CACHE-ITN are presenting a session at the SEB Annual Meeting in Gothenburg on Thursday 6 July from 15:45
Challenges in the Anthropocene: acid-base/ion regulation and calcification in aquatic invertebrates
Chair: James Morris
One of the biggest scientific challenges of the 21st Century is to understand and predict the impact of climate change on marine and freshwater (FW) life (e.g. ocean and FW acidification, increased temperature and hypoxia). In particular, we need to understand the effects on fundamental physiological mechanisms and the consequential adaptation of aquatic biota to predict future biodiversity. The bodies of water of our planet are becoming warmer and more acidic, they are intrinsically linked with human health and wellbeing and are therefore of immense socio-economic importance. For example, invertebrates are at the bottom of the food chain and thereby of significant ecological and in the case of crustaceans and molluscs, often also of economic importance. The significance of understanding the mechanistic basis for acid-base and ion transport and regulation lies in the identification of key physiological processes that can determine species´ sensitivity to environmental disturbance. Identification of physiological processes that limit the capacity of a species to acclimate to changing environmental conditions provides the basis for hypotheses-driven approaches to study evolutionary adaptation in times of rapid climate change.

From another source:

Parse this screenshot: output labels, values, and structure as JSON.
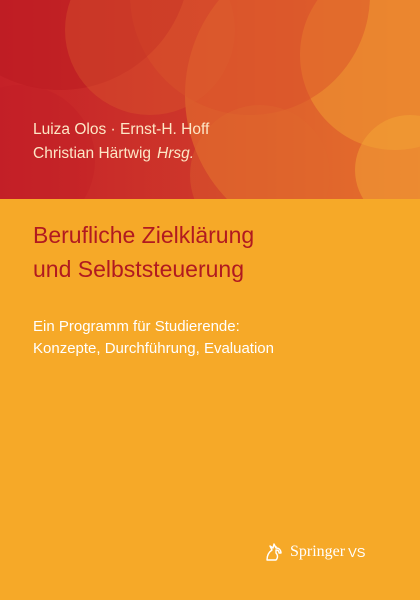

This one-day session will highlight key physiological processes in acid-base regulation, ion transport, calcification/regulation and the energy allocation involved, with special emphasis on invertebrates. In addition, linked to this session, “speed” presentations (Pecha Kucha) allowing early career scientists to pitch their work, will summarise key findings in recent research in this area, including implications and strategies for the aquaculture industry.
Dr Susan Fitzer (University of Glasgow, UK)
Mechanisms of biomineralisation in the mussel: what we know and what we still need to find out.
Professor Melody Clark (British Antarctic Survey, UK)
Building shells in a changing world.
Kati Michalek (Scottish Association for Marine Science, UK)
Scottish Blue Mussels – evidence for change down the cultivating rope.
Pecha Kucha – speed presentations from the EU-funded CACHE-ITN early career scientists.